Repeat the records below verbatim and include no pictures.
▬▬▬▬▬▬
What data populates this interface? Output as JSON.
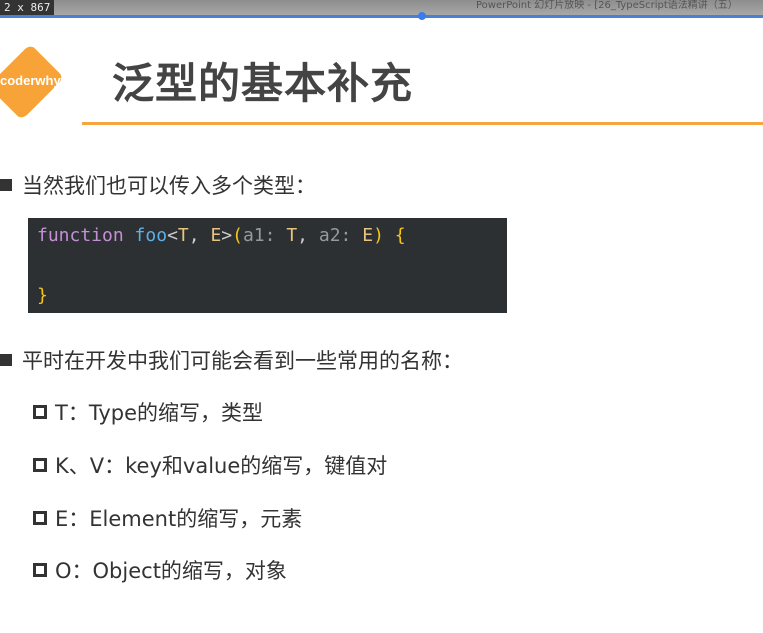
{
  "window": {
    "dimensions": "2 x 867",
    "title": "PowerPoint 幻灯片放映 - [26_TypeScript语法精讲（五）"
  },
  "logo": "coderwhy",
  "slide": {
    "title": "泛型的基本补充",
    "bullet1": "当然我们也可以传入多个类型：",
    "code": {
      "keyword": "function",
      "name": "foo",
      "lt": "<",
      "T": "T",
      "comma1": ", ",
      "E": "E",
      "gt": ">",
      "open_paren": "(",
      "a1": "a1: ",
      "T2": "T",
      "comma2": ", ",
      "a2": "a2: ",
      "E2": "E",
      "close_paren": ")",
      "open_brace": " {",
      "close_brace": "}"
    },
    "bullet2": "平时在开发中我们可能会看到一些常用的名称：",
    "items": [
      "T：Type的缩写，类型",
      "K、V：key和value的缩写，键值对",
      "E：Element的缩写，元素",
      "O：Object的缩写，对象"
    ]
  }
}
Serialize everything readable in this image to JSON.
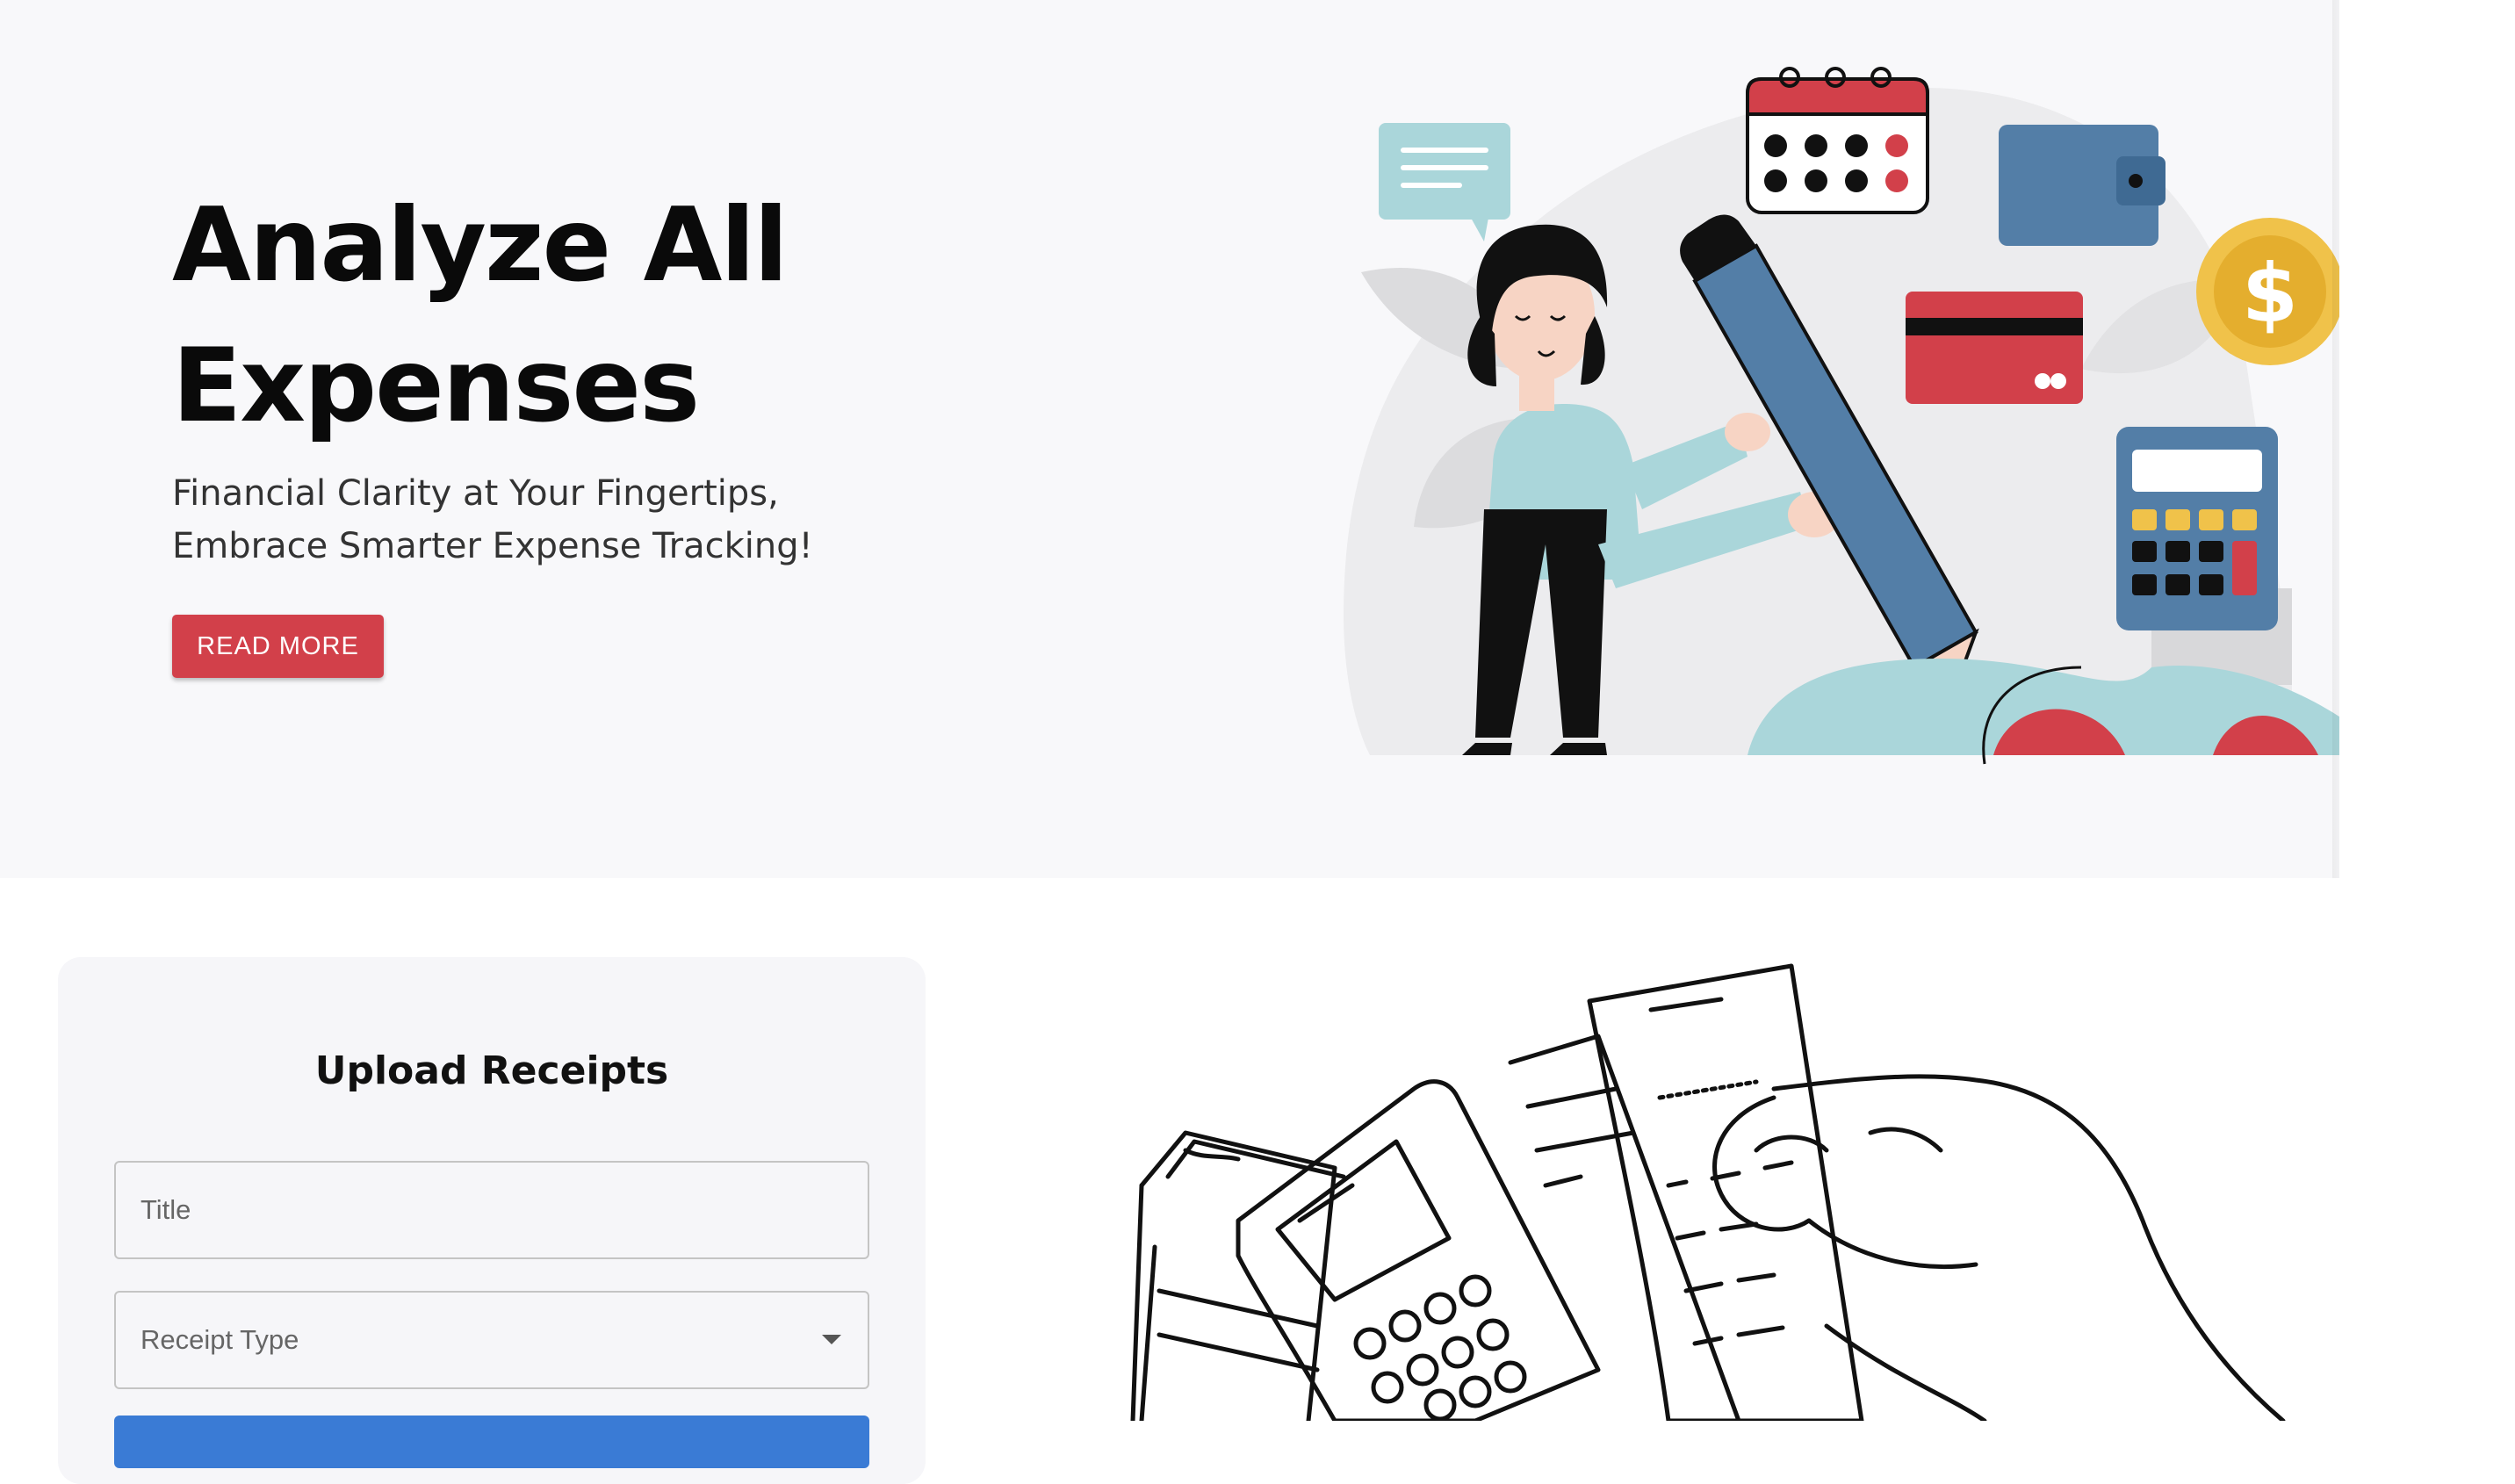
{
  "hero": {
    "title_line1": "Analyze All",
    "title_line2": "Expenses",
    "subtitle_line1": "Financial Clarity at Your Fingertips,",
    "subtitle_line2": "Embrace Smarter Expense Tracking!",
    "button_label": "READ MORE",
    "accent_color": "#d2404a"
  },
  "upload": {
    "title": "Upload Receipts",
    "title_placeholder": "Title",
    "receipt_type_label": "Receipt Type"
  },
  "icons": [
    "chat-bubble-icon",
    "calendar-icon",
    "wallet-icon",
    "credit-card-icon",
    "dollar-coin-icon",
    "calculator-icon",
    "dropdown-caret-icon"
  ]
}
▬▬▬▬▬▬
→ **Answer space**
What data populates this interface? Output as JSON.
{
  "window": {
    "dimensions": "2 x 867",
    "title": "PowerPoint 幻灯片放映 - [26_TypeScript语法精讲（五）"
  },
  "logo": "coderwhy",
  "slide": {
    "title": "泛型的基本补充",
    "bullet1": "当然我们也可以传入多个类型：",
    "code": {
      "keyword": "function",
      "name": "foo",
      "lt": "<",
      "T": "T",
      "comma1": ", ",
      "E": "E",
      "gt": ">",
      "open_paren": "(",
      "a1": "a1: ",
      "T2": "T",
      "comma2": ", ",
      "a2": "a2: ",
      "E2": "E",
      "close_paren": ")",
      "open_brace": " {",
      "close_brace": "}"
    },
    "bullet2": "平时在开发中我们可能会看到一些常用的名称：",
    "items": [
      "T：Type的缩写，类型",
      "K、V：key和value的缩写，键值对",
      "E：Element的缩写，元素",
      "O：Object的缩写，对象"
    ]
  }
}
Serialize everything readable in this image to JSON.
{
  "hero": {
    "title_line1": "Analyze All",
    "title_line2": "Expenses",
    "subtitle_line1": "Financial Clarity at Your Fingertips,",
    "subtitle_line2": "Embrace Smarter Expense Tracking!",
    "button_label": "READ MORE",
    "accent_color": "#d2404a"
  },
  "upload": {
    "title": "Upload Receipts",
    "title_placeholder": "Title",
    "receipt_type_label": "Receipt Type"
  },
  "icons": [
    "chat-bubble-icon",
    "calendar-icon",
    "wallet-icon",
    "credit-card-icon",
    "dollar-coin-icon",
    "calculator-icon",
    "dropdown-caret-icon"
  ]
}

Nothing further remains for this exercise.